Task requirements
Report every line below that holds the word "JSON".

Data about app and page elements
= Beginning of Section =

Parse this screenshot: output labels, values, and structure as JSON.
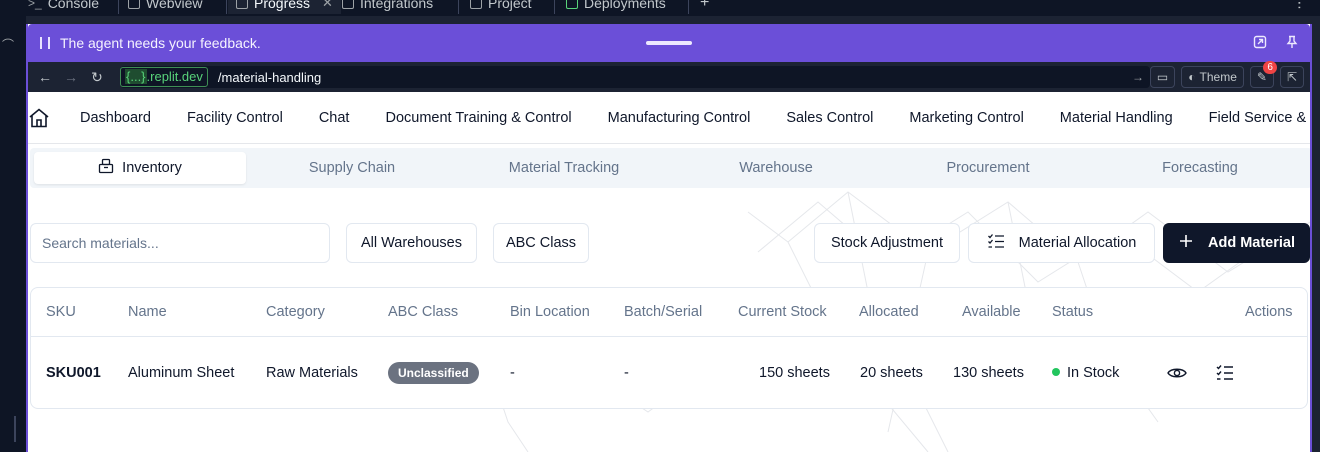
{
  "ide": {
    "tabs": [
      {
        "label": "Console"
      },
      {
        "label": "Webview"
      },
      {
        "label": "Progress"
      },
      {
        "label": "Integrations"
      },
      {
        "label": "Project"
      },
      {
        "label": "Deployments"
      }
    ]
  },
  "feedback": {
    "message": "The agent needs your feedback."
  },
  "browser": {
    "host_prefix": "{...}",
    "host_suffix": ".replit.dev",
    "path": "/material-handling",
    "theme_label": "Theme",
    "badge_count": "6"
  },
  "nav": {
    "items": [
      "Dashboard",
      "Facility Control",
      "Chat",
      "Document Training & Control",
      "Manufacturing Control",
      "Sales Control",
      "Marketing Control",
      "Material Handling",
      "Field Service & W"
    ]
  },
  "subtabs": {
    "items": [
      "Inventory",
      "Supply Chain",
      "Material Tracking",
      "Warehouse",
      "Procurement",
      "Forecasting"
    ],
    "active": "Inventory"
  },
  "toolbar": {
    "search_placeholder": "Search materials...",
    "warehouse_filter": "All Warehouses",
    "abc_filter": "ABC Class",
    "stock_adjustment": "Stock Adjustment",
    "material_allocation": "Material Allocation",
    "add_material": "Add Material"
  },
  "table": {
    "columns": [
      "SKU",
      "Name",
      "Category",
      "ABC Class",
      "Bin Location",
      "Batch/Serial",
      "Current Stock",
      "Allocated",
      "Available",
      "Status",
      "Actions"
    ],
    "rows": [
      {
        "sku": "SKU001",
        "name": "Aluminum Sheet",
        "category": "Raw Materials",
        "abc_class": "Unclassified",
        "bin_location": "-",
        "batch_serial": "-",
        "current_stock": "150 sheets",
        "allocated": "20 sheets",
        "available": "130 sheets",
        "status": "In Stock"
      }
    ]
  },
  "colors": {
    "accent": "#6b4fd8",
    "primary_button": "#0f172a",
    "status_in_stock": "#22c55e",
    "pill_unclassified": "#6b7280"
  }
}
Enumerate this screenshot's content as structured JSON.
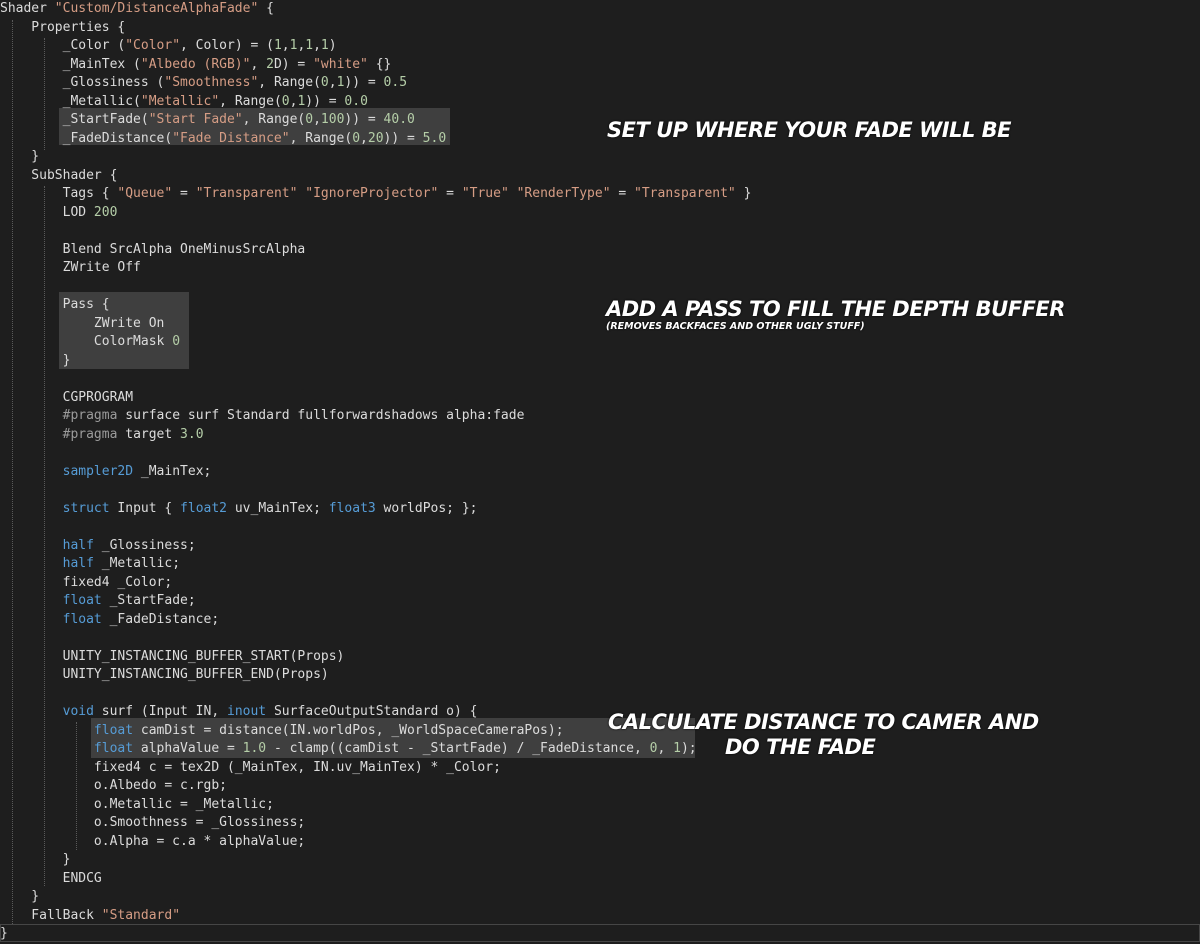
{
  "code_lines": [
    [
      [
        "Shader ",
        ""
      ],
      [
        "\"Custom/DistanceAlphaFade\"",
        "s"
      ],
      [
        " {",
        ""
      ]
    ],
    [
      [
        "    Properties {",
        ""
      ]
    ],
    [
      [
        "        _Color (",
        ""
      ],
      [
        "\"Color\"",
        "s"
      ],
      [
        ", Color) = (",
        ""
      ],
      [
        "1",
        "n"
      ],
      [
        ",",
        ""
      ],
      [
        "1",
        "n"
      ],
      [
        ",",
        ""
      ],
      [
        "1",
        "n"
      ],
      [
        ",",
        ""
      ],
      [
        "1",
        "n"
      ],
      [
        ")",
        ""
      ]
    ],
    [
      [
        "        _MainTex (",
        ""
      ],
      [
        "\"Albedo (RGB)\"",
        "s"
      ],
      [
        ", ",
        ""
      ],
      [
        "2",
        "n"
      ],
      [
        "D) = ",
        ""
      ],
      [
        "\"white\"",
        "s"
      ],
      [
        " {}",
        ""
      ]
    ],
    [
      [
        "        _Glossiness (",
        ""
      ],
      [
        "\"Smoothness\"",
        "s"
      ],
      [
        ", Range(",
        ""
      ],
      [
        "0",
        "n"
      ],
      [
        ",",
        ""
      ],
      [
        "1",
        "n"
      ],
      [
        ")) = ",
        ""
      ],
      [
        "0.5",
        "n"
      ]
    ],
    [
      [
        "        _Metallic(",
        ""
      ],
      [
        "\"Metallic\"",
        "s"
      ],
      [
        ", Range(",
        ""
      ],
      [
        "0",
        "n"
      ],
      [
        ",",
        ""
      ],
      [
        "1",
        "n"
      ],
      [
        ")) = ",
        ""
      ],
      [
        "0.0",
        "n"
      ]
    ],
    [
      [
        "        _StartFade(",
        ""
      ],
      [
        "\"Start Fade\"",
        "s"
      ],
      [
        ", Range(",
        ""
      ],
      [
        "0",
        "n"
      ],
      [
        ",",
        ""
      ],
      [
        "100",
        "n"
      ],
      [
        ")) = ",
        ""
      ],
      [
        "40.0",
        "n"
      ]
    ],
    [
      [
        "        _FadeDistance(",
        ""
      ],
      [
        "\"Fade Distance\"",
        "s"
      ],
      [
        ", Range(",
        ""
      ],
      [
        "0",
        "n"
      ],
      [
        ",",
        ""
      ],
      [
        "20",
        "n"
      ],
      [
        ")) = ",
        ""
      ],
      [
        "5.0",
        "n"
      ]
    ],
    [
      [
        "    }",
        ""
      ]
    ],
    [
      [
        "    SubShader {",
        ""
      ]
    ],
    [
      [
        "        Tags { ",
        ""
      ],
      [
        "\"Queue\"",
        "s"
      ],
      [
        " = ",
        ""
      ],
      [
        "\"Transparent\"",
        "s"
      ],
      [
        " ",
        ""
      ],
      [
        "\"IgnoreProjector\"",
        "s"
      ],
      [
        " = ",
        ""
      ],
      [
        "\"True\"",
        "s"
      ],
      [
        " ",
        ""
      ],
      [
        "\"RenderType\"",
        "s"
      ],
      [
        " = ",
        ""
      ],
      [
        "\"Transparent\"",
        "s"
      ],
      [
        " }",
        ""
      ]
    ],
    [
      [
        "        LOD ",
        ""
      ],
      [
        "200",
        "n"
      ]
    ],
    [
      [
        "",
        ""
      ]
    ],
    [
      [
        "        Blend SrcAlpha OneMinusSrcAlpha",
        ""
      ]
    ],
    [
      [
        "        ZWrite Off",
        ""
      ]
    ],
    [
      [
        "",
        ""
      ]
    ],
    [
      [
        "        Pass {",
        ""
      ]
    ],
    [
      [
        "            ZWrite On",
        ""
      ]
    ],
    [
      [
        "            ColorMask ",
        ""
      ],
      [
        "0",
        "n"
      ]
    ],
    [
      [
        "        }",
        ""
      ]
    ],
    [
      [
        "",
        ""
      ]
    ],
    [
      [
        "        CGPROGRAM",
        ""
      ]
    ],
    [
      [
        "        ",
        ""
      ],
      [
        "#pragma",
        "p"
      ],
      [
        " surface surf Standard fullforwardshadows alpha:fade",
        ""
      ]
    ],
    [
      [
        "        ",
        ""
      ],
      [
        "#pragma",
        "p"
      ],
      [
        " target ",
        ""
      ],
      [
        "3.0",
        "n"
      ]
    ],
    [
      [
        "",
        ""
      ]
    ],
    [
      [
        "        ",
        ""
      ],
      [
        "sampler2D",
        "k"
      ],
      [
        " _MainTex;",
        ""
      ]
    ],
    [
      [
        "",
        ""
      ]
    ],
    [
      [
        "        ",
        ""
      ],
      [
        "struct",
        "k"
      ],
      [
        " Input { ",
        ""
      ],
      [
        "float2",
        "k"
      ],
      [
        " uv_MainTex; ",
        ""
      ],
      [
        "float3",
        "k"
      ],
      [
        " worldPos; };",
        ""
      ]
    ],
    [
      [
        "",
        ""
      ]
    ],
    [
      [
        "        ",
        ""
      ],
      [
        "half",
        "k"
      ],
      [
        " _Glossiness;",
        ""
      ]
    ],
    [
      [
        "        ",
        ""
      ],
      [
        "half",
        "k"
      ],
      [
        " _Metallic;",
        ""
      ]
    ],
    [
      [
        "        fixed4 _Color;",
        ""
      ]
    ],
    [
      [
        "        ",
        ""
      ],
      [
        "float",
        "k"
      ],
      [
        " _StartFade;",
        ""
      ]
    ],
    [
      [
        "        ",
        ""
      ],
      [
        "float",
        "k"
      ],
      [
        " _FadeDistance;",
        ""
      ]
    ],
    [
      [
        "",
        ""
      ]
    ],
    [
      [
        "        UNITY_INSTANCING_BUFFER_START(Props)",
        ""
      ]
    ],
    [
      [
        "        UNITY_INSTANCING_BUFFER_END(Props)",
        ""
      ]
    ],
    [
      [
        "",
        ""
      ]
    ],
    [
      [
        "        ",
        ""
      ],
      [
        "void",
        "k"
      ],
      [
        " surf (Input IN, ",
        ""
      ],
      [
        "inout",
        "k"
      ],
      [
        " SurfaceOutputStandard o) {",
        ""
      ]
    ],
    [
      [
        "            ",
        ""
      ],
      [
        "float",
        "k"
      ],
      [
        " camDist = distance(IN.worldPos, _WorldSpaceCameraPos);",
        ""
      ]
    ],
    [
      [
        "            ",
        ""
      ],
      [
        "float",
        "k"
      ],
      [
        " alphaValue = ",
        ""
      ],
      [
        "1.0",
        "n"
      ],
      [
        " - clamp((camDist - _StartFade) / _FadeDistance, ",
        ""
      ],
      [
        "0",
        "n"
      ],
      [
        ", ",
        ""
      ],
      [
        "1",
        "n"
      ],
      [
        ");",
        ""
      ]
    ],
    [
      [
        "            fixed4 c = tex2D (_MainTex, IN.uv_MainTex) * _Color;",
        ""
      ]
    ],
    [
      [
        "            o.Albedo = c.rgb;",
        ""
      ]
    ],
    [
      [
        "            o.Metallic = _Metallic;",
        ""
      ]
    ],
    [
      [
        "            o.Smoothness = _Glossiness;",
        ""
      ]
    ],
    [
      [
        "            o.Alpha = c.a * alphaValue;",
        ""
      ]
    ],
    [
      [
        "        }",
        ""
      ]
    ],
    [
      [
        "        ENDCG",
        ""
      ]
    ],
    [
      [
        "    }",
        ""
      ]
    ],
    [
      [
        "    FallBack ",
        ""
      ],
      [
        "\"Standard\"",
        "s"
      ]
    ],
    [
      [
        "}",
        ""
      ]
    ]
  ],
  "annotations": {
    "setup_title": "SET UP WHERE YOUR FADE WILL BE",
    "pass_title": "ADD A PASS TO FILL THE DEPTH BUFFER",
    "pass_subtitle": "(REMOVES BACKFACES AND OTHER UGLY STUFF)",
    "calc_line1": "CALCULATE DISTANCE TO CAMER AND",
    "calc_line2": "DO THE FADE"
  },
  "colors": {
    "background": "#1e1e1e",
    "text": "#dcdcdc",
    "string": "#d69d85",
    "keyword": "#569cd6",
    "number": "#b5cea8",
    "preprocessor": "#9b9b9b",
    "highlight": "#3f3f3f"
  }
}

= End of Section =

Your solution
Parse this screenshot: output labels, values, and structure as JSON.
Enumerate this screenshot's content as structured JSON.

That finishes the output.